Dieu Donné is a papermaking studio that opened in 1976 to "explore the untapped potential of hand papermaking as an art medium." They work closely with artists, often in residencies, to explore innovative works of art. Pure Pulp includes artwork created by 20 artists in the Dieu Donné studio. All pieces in the exhibit are made of pulp, and the artists were all participants in Dieu Donné's residency program in the last 15 years.

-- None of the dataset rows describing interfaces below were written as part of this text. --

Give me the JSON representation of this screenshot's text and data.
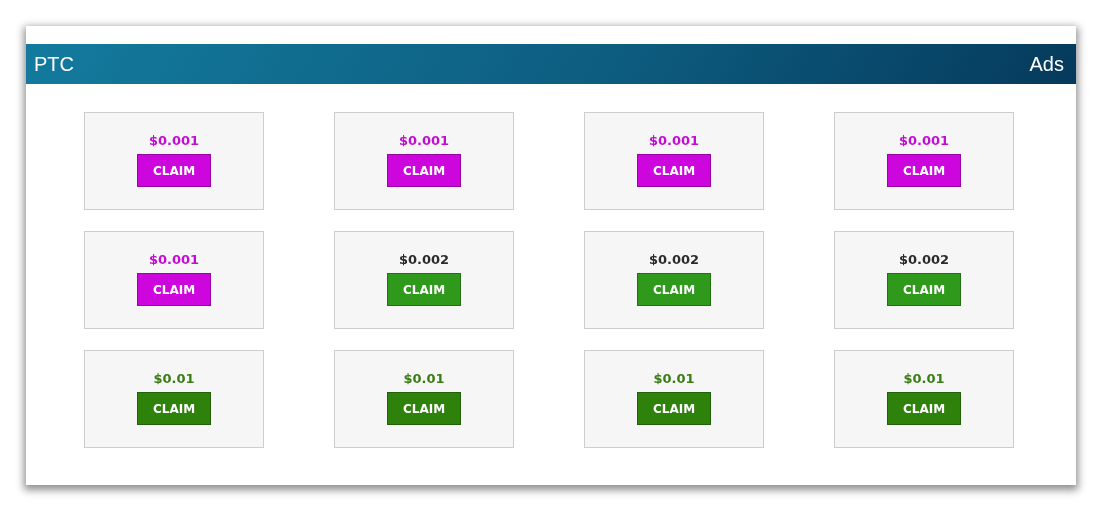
{
  "header": {
    "title": "PTC",
    "link": "Ads"
  },
  "ads": [
    {
      "price": "$0.001",
      "button": "CLAIM",
      "kind": "basic",
      "color": "#cc06dc"
    },
    {
      "price": "$0.001",
      "button": "CLAIM",
      "kind": "basic",
      "color": "#cc06dc"
    },
    {
      "price": "$0.001",
      "button": "CLAIM",
      "kind": "basic",
      "color": "#cc06dc"
    },
    {
      "price": "$0.001",
      "button": "CLAIM",
      "kind": "basic",
      "color": "#cc06dc"
    },
    {
      "price": "$0.001",
      "button": "CLAIM",
      "kind": "basic",
      "color": "#cc06dc"
    },
    {
      "price": "$0.002",
      "button": "CLAIM",
      "kind": "standard",
      "color": "#2e991a"
    },
    {
      "price": "$0.002",
      "button": "CLAIM",
      "kind": "standard",
      "color": "#2e991a"
    },
    {
      "price": "$0.002",
      "button": "CLAIM",
      "kind": "standard",
      "color": "#2e991a"
    },
    {
      "price": "$0.01",
      "button": "CLAIM",
      "kind": "premium",
      "color": "#2e820b"
    },
    {
      "price": "$0.01",
      "button": "CLAIM",
      "kind": "premium",
      "color": "#2e820b"
    },
    {
      "price": "$0.01",
      "button": "CLAIM",
      "kind": "premium",
      "color": "#2e820b"
    },
    {
      "price": "$0.01",
      "button": "CLAIM",
      "kind": "premium",
      "color": "#2e820b"
    }
  ]
}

Most of the show’s artists work in other media and used the residency at Dieu Donné to enrich their practice. For some, the collaboration with the studio’s papermaker translated enduring themes and aesthetic into new material. Sculptor Ursula Von Rydingsvard, for example, maintained the dark organicism of her monumental works in cedar and graphite. For the untitled works in the show, she laid black pigment on linen and embedded scraps of her own textiles in extruded deckled edges to create the first two-dimensional works she has ever exhibited. Other artists took the opportunity to venture into new territory. Do Ho Suh departed from large-scale sculptural installation with his “thread drawings.” For Blueprint (2013) and Staircase (2013), he stitched thread into soluble gelatin laid onto a freshly pulled sheet of cotton paper pulp, then dissolved the gelatin in a mist of water and bound the threads to the pulp fibers to create a gestural line shaped by the water current and the placement of his hand.
Artists whose work will be included are: Firelei Báez, Ian Cooper, David Kennedy Cutler, E.V. Day, Melvin Edwards, Natalie Frank, Jane Hammond, Jim Hodges, William Kentridge, Jon Kessler, Glenn Ligon, Suzanne McClelland, Arlene Shechet, Kate Shepherd, Molly Smith, Do Ho Suh, Mary Temple, Richard Tuttle, Ursula von Rydingsvard, and B. Wurtz.
Pure Pulp was organized by the Ruth and Elmer Wellin Museum of Art at Hamilton
College, Clinton, NY. Exhibition tour organized by Dieu Donné, New York, NY.